Content starts
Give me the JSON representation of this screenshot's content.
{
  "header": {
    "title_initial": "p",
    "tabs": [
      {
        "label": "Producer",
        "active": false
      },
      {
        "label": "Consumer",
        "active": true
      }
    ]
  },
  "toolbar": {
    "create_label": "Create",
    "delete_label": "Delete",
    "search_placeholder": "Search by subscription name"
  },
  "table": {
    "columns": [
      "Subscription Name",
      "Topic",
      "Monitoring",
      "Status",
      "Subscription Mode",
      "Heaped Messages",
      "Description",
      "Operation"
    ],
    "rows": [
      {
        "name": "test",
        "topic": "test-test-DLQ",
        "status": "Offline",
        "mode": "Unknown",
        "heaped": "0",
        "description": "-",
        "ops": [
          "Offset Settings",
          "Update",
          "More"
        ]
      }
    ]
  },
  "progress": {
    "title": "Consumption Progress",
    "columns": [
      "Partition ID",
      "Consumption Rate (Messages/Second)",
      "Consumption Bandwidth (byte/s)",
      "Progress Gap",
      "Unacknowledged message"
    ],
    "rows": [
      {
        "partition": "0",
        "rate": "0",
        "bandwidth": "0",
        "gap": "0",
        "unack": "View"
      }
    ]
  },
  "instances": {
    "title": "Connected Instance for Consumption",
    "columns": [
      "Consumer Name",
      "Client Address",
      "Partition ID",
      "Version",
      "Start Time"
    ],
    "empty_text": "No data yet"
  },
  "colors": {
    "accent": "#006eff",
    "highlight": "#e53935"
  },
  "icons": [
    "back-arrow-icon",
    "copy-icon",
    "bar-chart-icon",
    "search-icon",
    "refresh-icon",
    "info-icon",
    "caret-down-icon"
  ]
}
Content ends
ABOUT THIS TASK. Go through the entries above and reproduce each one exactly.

TASK RESPONSE.
Give me the JSON representation of this screenshot's content.
{
  "header": {
    "title_initial": "p",
    "tabs": [
      {
        "label": "Producer",
        "active": false
      },
      {
        "label": "Consumer",
        "active": true
      }
    ]
  },
  "toolbar": {
    "create_label": "Create",
    "delete_label": "Delete",
    "search_placeholder": "Search by subscription name"
  },
  "table": {
    "columns": [
      "Subscription Name",
      "Topic",
      "Monitoring",
      "Status",
      "Subscription Mode",
      "Heaped Messages",
      "Description",
      "Operation"
    ],
    "rows": [
      {
        "name": "test",
        "topic": "test-test-DLQ",
        "status": "Offline",
        "mode": "Unknown",
        "heaped": "0",
        "description": "-",
        "ops": [
          "Offset Settings",
          "Update",
          "More"
        ]
      }
    ]
  },
  "progress": {
    "title": "Consumption Progress",
    "columns": [
      "Partition ID",
      "Consumption Rate (Messages/Second)",
      "Consumption Bandwidth (byte/s)",
      "Progress Gap",
      "Unacknowledged message"
    ],
    "rows": [
      {
        "partition": "0",
        "rate": "0",
        "bandwidth": "0",
        "gap": "0",
        "unack": "View"
      }
    ]
  },
  "instances": {
    "title": "Connected Instance for Consumption",
    "columns": [
      "Consumer Name",
      "Client Address",
      "Partition ID",
      "Version",
      "Start Time"
    ],
    "empty_text": "No data yet"
  },
  "colors": {
    "accent": "#006eff",
    "highlight": "#e53935"
  },
  "icons": [
    "back-arrow-icon",
    "copy-icon",
    "bar-chart-icon",
    "search-icon",
    "refresh-icon",
    "info-icon",
    "caret-down-icon"
  ]
}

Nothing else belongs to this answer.